News Editor

Denisonians have a whole new world in front of them. Well, not a world, but they do have five new majors and concentrations to choose from.

Last year, The Denisonian featured one of the new majors: global commerce.

At the time there were several other programs waiting to be approved, but they are now being offered to students this semester.

The new majors include global commerce, data analytics and health, exercise and sports studies.

The new concentrations will be financial economics, to be paired with an economics major and narrative nonfiction writing concentration, which can be paired with any major.

According to Dr. Brian Hortz, the health, exercise and sports studies major is “especially apt for students who are interested in careers in allied health fields such as physical therapy, sports medicine, public health and exercise science. They will learn how exercise impacts health and well-being in addition to exploring the social contexts of competition within sport.”

The major was changed from the old athletic training major.  

“While similar to that old major, it is  broader major now encompassing more population-based health and global health issues. This increased breadth allows students more ways to interact with health and exercise and its various forms,” Hortz says.

For those that missed the article on global commerce, this new major aims to provide a cohesive program that explores the nature of commerce in a globalized society.
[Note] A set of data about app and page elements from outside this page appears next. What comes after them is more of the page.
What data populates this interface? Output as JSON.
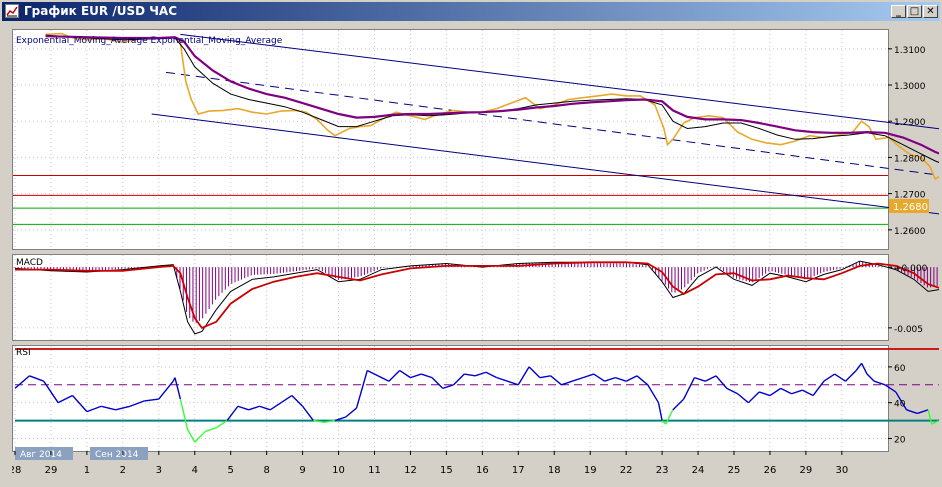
{
  "window": {
    "title": "График EUR /USD  ЧАС",
    "buttons": {
      "minimize": "_",
      "restore": "□",
      "close": "✕"
    }
  },
  "colors": {
    "price": "#e8a82c",
    "ema_fast": "#000000",
    "ema_slow": "#800080",
    "channel": "#000080",
    "resistance": "#cc0000",
    "support": "#00aa00",
    "macd_line": "#000000",
    "macd_signal": "#cc0000",
    "macd_hist": "#800080",
    "rsi_line": "#0000cc",
    "rsi_oversold": "#33ff33",
    "rsi_upper": "#cc0000",
    "rsi_mid": "#800080",
    "rsi_lower": "#008080",
    "price_tag": "#e8a82c"
  },
  "chart_data": [
    {
      "type": "line",
      "panel": "main",
      "title": "Exponential_Moving_Average Exponential_Moving_Average",
      "xlabel": "",
      "ylabel": "",
      "ylim": [
        1.2547,
        1.3152
      ],
      "yticks": [
        "1.3100",
        "1.3000",
        "1.2900",
        "1.2800",
        "1.2700",
        "1.2600"
      ],
      "current_price_label": "1.2680",
      "horizontal_levels": [
        {
          "kind": "resistance",
          "value": 1.275
        },
        {
          "kind": "resistance",
          "value": 1.2695
        },
        {
          "kind": "support",
          "value": 1.266
        },
        {
          "kind": "support",
          "value": 1.2615
        }
      ],
      "channel_lines": [
        {
          "kind": "upper",
          "from": [
            4.6,
            1.314
          ],
          "to": [
            30.5,
            1.282
          ]
        },
        {
          "kind": "middle",
          "from": [
            4.2,
            1.3035
          ],
          "to": [
            30.7,
            1.2685
          ]
        },
        {
          "kind": "lower",
          "from": [
            3.8,
            1.292
          ],
          "to": [
            30.0,
            1.259
          ]
        }
      ],
      "series": [
        {
          "role": "price",
          "x": [
            0.85,
            1.3,
            1.6,
            2,
            2.5,
            3,
            3.5,
            3.9,
            4.1,
            4.45,
            4.6,
            4.65,
            4.75,
            4.9,
            5.1,
            5.4,
            5.8,
            6.2,
            6.6,
            7,
            7.4,
            7.8,
            8.1,
            8.4,
            8.7,
            8.9,
            9.1,
            9.3,
            9.6,
            9.9,
            10.2,
            10.6,
            11,
            11.4,
            11.8,
            12.2,
            12.6,
            13,
            13.4,
            13.8,
            14.2,
            14.6,
            15,
            15.4,
            15.8,
            16.2,
            16.6,
            17,
            17.4,
            17.8,
            18.05,
            18.15,
            18.3,
            18.6,
            18.9,
            19.3,
            19.7,
            20.1,
            20.5,
            20.9,
            21.3,
            21.7,
            22.1,
            22.5,
            22.9,
            23.3,
            23.55,
            23.75,
            23.95,
            24.3,
            24.6,
            24.9,
            25.2,
            25.45,
            25.6,
            25.8,
            26.1,
            26.4,
            26.7,
            26.95,
            27.2,
            27.45,
            27.6
          ],
          "y": [
            1.314,
            1.3142,
            1.313,
            1.3125,
            1.3128,
            1.3118,
            1.3128,
            1.313,
            1.313,
            1.3132,
            1.312,
            1.308,
            1.301,
            1.296,
            1.292,
            1.2928,
            1.293,
            1.2935,
            1.2925,
            1.292,
            1.2928,
            1.293,
            1.2925,
            1.2905,
            1.2875,
            1.286,
            1.287,
            1.288,
            1.2885,
            1.2888,
            1.2905,
            1.2925,
            1.2915,
            1.2905,
            1.292,
            1.293,
            1.2925,
            1.2925,
            1.2935,
            1.295,
            1.2965,
            1.2935,
            1.2945,
            1.296,
            1.2965,
            1.297,
            1.2975,
            1.297,
            1.297,
            1.2945,
            1.288,
            1.2835,
            1.285,
            1.2895,
            1.291,
            1.2915,
            1.291,
            1.287,
            1.285,
            1.284,
            1.2835,
            1.2845,
            1.286,
            1.2855,
            1.2862,
            1.287,
            1.29,
            1.2885,
            1.285,
            1.2855,
            1.283,
            1.2808,
            1.28,
            1.2775,
            1.274,
            1.2755,
            1.276,
            1.2765,
            1.276,
            1.273,
            1.2698,
            1.2688,
            1.269
          ]
        },
        {
          "role": "ema_fast",
          "x": [
            0.85,
            2,
            3,
            4,
            4.45,
            4.7,
            5,
            5.5,
            6,
            6.5,
            7,
            7.5,
            8,
            8.5,
            9,
            9.5,
            10,
            10.5,
            11,
            11.5,
            12,
            12.5,
            13,
            13.5,
            14,
            14.5,
            15,
            15.5,
            16,
            16.5,
            17,
            17.5,
            18,
            18.3,
            18.7,
            19.2,
            19.7,
            20.2,
            20.7,
            21.2,
            21.7,
            22.2,
            22.7,
            23.2,
            23.7,
            24.2,
            24.7,
            25.2,
            25.6,
            26,
            26.4,
            26.8,
            27.2,
            27.6
          ],
          "y": [
            1.3138,
            1.313,
            1.3125,
            1.3128,
            1.313,
            1.31,
            1.305,
            1.3005,
            1.2975,
            1.296,
            1.295,
            1.294,
            1.2925,
            1.2905,
            1.2885,
            1.2885,
            1.29,
            1.2915,
            1.2918,
            1.2915,
            1.2918,
            1.2922,
            1.2925,
            1.2928,
            1.2935,
            1.2945,
            1.295,
            1.2955,
            1.2958,
            1.296,
            1.2962,
            1.296,
            1.2945,
            1.29,
            1.288,
            1.2885,
            1.2895,
            1.2895,
            1.288,
            1.2862,
            1.285,
            1.2852,
            1.2858,
            1.2862,
            1.2868,
            1.286,
            1.2835,
            1.281,
            1.279,
            1.2775,
            1.2768,
            1.2762,
            1.274,
            1.2712
          ]
        },
        {
          "role": "ema_slow",
          "x": [
            0.85,
            2,
            3,
            4,
            4.45,
            4.7,
            5,
            5.5,
            6,
            6.5,
            7,
            7.5,
            8,
            8.5,
            9,
            9.5,
            10,
            10.5,
            11,
            11.5,
            12,
            12.5,
            13,
            13.5,
            14,
            14.5,
            15,
            15.5,
            16,
            16.5,
            17,
            17.5,
            18,
            18.3,
            18.7,
            19.2,
            19.7,
            20.2,
            20.7,
            21.2,
            21.7,
            22.2,
            22.7,
            23.2,
            23.7,
            24.2,
            24.7,
            25.2,
            25.6,
            26,
            26.4,
            26.8,
            27.2,
            27.6
          ],
          "y": [
            1.3135,
            1.3132,
            1.313,
            1.313,
            1.3132,
            1.312,
            1.308,
            1.304,
            1.301,
            1.299,
            1.2975,
            1.2965,
            1.295,
            1.2935,
            1.292,
            1.291,
            1.2912,
            1.2918,
            1.292,
            1.292,
            1.2922,
            1.2924,
            1.2925,
            1.2928,
            1.2932,
            1.2938,
            1.2942,
            1.2948,
            1.2952,
            1.2955,
            1.2958,
            1.296,
            1.2955,
            1.293,
            1.2912,
            1.2905,
            1.2905,
            1.2903,
            1.2895,
            1.2885,
            1.2875,
            1.287,
            1.2868,
            1.2868,
            1.287,
            1.2868,
            1.2855,
            1.2835,
            1.2815,
            1.28,
            1.279,
            1.278,
            1.2765,
            1.2742
          ]
        }
      ]
    },
    {
      "type": "line",
      "panel": "macd",
      "title": "MACD",
      "ylim": [
        -0.006,
        0.001
      ],
      "yticks": [
        "+0.000",
        "-0.005"
      ],
      "series": [
        {
          "role": "macd_line",
          "x": [
            0,
            1,
            2,
            3,
            4,
            4.4,
            4.6,
            4.8,
            5.0,
            5.2,
            5.6,
            6,
            6.6,
            7.2,
            7.8,
            8.4,
            9,
            9.6,
            10.2,
            11,
            12,
            13,
            14,
            15,
            16,
            17,
            17.6,
            18,
            18.3,
            18.6,
            19,
            19.5,
            20,
            20.5,
            21,
            21.5,
            22,
            22.5,
            23,
            23.5,
            24,
            24.5,
            25,
            25.4,
            25.8,
            26.2,
            26.6,
            27,
            27.4,
            27.6
          ],
          "y": [
            -0.0001,
            -0.0003,
            -0.0004,
            -0.0002,
            0.0001,
            0.0002,
            -0.002,
            -0.0045,
            -0.0055,
            -0.0053,
            -0.0035,
            -0.002,
            -0.001,
            -0.0008,
            -0.0005,
            -0.0002,
            -0.0012,
            -0.001,
            -0.0002,
            0.0001,
            0.0003,
            0.0,
            0.0003,
            0.0004,
            0.0004,
            0.0004,
            0.0002,
            -0.0012,
            -0.0025,
            -0.0022,
            -0.0008,
            0.0,
            -0.001,
            -0.0015,
            -0.0005,
            -0.0008,
            -0.0012,
            -0.0006,
            -0.0002,
            0.0005,
            0.0002,
            -0.0002,
            -0.001,
            -0.002,
            -0.0018,
            -0.0008,
            -0.0004,
            -0.0005,
            -0.0015,
            -0.0016
          ]
        },
        {
          "role": "macd_signal",
          "x": [
            0,
            1,
            2,
            3,
            4,
            4.4,
            4.6,
            4.8,
            5.0,
            5.2,
            5.6,
            6,
            6.6,
            7.2,
            7.8,
            8.4,
            9,
            9.6,
            10.2,
            11,
            12,
            13,
            14,
            15,
            16,
            17,
            17.6,
            18,
            18.3,
            18.6,
            19,
            19.5,
            20,
            20.5,
            21,
            21.5,
            22,
            22.5,
            23,
            23.5,
            24,
            24.5,
            25,
            25.4,
            25.8,
            26.2,
            26.6,
            27,
            27.4,
            27.6
          ],
          "y": [
            -0.0002,
            -0.0002,
            -0.0003,
            -0.0003,
            0.0,
            0.0001,
            -0.0005,
            -0.0025,
            -0.0042,
            -0.005,
            -0.0045,
            -0.003,
            -0.0018,
            -0.0012,
            -0.0008,
            -0.0005,
            -0.0008,
            -0.0011,
            -0.0006,
            -0.0001,
            0.0001,
            0.0001,
            0.0001,
            0.0003,
            0.0004,
            0.0004,
            0.0003,
            -0.0004,
            -0.0016,
            -0.0022,
            -0.0016,
            -0.0006,
            -0.0005,
            -0.0011,
            -0.001,
            -0.0007,
            -0.0009,
            -0.001,
            -0.0005,
            0.0001,
            0.0003,
            0.0001,
            -0.0005,
            -0.0014,
            -0.0018,
            -0.0014,
            -0.0008,
            -0.0005,
            -0.001,
            -0.0015
          ]
        }
      ]
    },
    {
      "type": "line",
      "panel": "rsi",
      "title": "RSI",
      "ylim": [
        13,
        70
      ],
      "yticks": [
        "60",
        "40",
        "20"
      ],
      "levels": {
        "upper": 70,
        "mid": 50,
        "lower": 30
      },
      "series": [
        {
          "role": "rsi",
          "x": [
            0,
            0.4,
            0.8,
            1.2,
            1.6,
            2,
            2.4,
            2.8,
            3.2,
            3.6,
            4,
            4.4,
            4.45,
            4.6,
            4.8,
            5.0,
            5.3,
            5.6,
            5.9,
            6.2,
            6.5,
            6.8,
            7.1,
            7.4,
            7.7,
            8.0,
            8.3,
            8.6,
            8.9,
            9.2,
            9.5,
            9.8,
            10.1,
            10.4,
            10.7,
            11,
            11.3,
            11.6,
            11.9,
            12.2,
            12.5,
            12.8,
            13.1,
            13.4,
            13.7,
            14,
            14.3,
            14.6,
            14.9,
            15.2,
            15.5,
            15.8,
            16.1,
            16.4,
            16.7,
            17,
            17.3,
            17.6,
            17.9,
            18.0,
            18.1,
            18.3,
            18.6,
            18.9,
            19.2,
            19.5,
            19.8,
            20.1,
            20.4,
            20.7,
            21,
            21.3,
            21.6,
            21.9,
            22.2,
            22.5,
            22.8,
            23.1,
            23.4,
            23.55,
            23.7,
            23.9,
            24.2,
            24.5,
            24.8,
            25.1,
            25.4,
            25.5,
            25.7,
            26,
            26.3,
            26.6,
            26.9,
            27.2,
            27.5,
            27.6
          ],
          "y": [
            48,
            55,
            52,
            40,
            44,
            35,
            38,
            36,
            38,
            41,
            42,
            52,
            54,
            42,
            25,
            18,
            24,
            26,
            30,
            38,
            36,
            38,
            36,
            40,
            44,
            38,
            30,
            29,
            30,
            32,
            37,
            58,
            55,
            52,
            58,
            54,
            56,
            54,
            48,
            50,
            56,
            55,
            57,
            54,
            52,
            50,
            60,
            54,
            55,
            50,
            52,
            54,
            56,
            52,
            54,
            52,
            55,
            50,
            40,
            30,
            28,
            36,
            42,
            54,
            52,
            55,
            48,
            45,
            40,
            46,
            44,
            48,
            45,
            47,
            44,
            52,
            56,
            52,
            58,
            62,
            56,
            52,
            50,
            46,
            36,
            34,
            36,
            28,
            30,
            40,
            36,
            42,
            44,
            40,
            32,
            31
          ]
        }
      ]
    }
  ],
  "time_axis": {
    "labels": [
      "28",
      "29",
      "1",
      "2",
      "3",
      "4",
      "5",
      "8",
      "9",
      "10",
      "11",
      "12",
      "15",
      "16",
      "17",
      "18",
      "19",
      "22",
      "23",
      "24",
      "25",
      "26",
      "29",
      "30"
    ],
    "month_labels": [
      "Авг 2014",
      "Сен 2014"
    ]
  }
}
Some students confused this major with a business program, but Associate Provost Catherine Dollard, who was also part of the team to develop the major, said “This is not a business major. A business major would have courses in marketing and sequences of courses in accounting. This is an interdisciplinary exploration of globalization and its relationship to markets and exchange.”

Emerging from a discussion between faculty of sociology/anthropology, history, modern language and economics, global commerce is truly coming out of the liberal arts.

A new humanities-based concentration, narrative nonfiction writing, can be paired with any major.

According to the degree requirements page, this concentration combines literary attention to storytelling with sound, fact-based research. It offers students from all majors an opportunity to learn how to write for an expansive readership across a variety of media platforms.

Shifting away from the humanities, data analytics, extends beyond just mathematics and computer sciences according to Jessen Havill.

Havill is a professor of mathematics and computer science as well as director of the new interdisciplinary program.

According to the major’s home page, data analytics will enable students to take huge amounts of information, interpret it and wrestle it into effective solutions to the world’s most urgent problems.

The second new concentration, financial economics, was developed for economics majors.

According to a press release from April 7, this course of study is designed for economic majors who are interested in studying business, finance, real estate and insurance and preparing for careers in those fields.

The press release also states that two new economics courses, “Financial Markets” and “Organizational  Finance” as well as a new mathematics course titled “Risk Analysis and Financial Mathematics” will be coupled with the economics major to build a strong foundation.

Susanna Meza ‘19 is currently undeclared, but plans to explore the data analytics major because she said “it seems to be a blend of a lot of communication and computer science skills. I can apply it to a wide variety of professions.”

Students interested in learning more about these new fields of study are encouraged to reach out to faculty in charge of the respective department, or check out the requirements for each new concentration or major on Denison’s website.